The decision to refuse to let cultural venues to religious organisations is not in force throughout the country, the head of the charismatic Full Gospel Church Aleksandr Sakovich noted, having been taken only by district executive committees in Minsk. While the situation was nevertheless difficult in this respect in Grodno and Gomel regions, he told Forum 18 on 19 September, in Mogilev, Vitebsk and Brest regions it is "tolerable". His own congregation's inability to rent public swimming pools, added Sakovich, "does not affect how we perform baptisms – we are not afraid".

An autonomous Baptist church in the western city of Brest, by contrast, reports no difficulties whatsoever with holding outdoor baptisms. Showing Forum 18 group photographs of the participants in annual baptisms on 16 September, pastor of the church Viktor Zdanevich said that he had experienced no difficulty in obtaining permission from the local authorities to hold the events.

Forum 18 found a similar geographical variation regarding Catholic religious processions. A Catholic in Minsk who preferred not to be named told Forum 18 that the annual Corpus Christi procession through the capital, which involves between 6,000 and 15,000 participants, has gone ahead every year since being prohibited in 2000. Since that year, however, it has been diverted from central streets "to make sure it is not seen," said the source, and it now takes between two and three months for the Catholic Church to obtain permission to hold it. By contrast, auxiliary bishop of Grodno diocese Aleksandr Dziemianko told Forum 18 on 17 September that there were no problems in obtaining state permission to hold Corpus Christi processions in the region.

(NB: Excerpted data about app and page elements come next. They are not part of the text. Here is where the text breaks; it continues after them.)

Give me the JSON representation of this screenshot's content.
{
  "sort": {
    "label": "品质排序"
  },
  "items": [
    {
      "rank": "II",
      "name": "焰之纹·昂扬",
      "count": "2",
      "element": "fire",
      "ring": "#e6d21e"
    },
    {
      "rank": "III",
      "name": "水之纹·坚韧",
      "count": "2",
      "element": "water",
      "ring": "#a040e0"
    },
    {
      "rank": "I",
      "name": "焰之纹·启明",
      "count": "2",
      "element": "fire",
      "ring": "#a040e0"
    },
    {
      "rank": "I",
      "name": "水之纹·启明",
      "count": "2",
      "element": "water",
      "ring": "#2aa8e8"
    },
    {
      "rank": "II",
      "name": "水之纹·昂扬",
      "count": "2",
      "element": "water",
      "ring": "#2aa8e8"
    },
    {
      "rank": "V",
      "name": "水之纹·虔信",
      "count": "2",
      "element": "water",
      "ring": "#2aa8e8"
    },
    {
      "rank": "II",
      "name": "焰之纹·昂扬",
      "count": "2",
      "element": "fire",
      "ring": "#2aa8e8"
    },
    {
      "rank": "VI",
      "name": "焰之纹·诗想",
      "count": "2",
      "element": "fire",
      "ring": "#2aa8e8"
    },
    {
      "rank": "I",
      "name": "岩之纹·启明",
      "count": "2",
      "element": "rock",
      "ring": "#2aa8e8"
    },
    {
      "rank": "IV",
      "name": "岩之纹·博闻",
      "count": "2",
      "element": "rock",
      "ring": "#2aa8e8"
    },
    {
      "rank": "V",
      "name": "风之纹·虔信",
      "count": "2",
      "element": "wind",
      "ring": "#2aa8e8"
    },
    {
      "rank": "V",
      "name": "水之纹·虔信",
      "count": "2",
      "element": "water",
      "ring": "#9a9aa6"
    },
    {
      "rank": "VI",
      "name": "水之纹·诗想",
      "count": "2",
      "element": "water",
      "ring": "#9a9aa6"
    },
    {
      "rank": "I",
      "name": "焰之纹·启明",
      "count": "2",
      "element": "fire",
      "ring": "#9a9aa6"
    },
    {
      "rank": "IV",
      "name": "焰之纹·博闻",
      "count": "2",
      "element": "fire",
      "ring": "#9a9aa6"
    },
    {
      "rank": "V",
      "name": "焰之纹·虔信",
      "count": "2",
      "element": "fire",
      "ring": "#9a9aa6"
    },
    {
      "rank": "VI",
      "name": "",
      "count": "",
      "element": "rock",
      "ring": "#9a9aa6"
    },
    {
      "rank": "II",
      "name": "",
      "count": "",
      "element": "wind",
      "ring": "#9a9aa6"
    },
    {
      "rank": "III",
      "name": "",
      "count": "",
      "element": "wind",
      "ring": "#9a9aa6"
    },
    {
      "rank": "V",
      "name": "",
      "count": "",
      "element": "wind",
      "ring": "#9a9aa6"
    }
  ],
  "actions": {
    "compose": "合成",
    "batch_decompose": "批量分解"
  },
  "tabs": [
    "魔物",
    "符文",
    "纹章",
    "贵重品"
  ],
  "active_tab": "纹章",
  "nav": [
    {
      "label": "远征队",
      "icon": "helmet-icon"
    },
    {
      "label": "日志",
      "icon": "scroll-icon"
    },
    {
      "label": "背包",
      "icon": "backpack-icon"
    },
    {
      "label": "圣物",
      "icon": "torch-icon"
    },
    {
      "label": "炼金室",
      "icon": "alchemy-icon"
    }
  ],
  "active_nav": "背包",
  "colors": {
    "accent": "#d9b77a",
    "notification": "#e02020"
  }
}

Citing the local Grodno order prohibiting the use of cinemas for worship services, Shavtsova said that such documents were supposed to be officially registered as legal acts with the Ministry of Justice. While this used to be the case, she said, she had learnt from an acquaintance employed at the Ministry that it had begun not to approve such local instructions. "So now they are just described as 'methodological recommendations'," Shavtsova remarked to Forum 18, adding that it was a rarity for such decisions to be issued on paper anyway.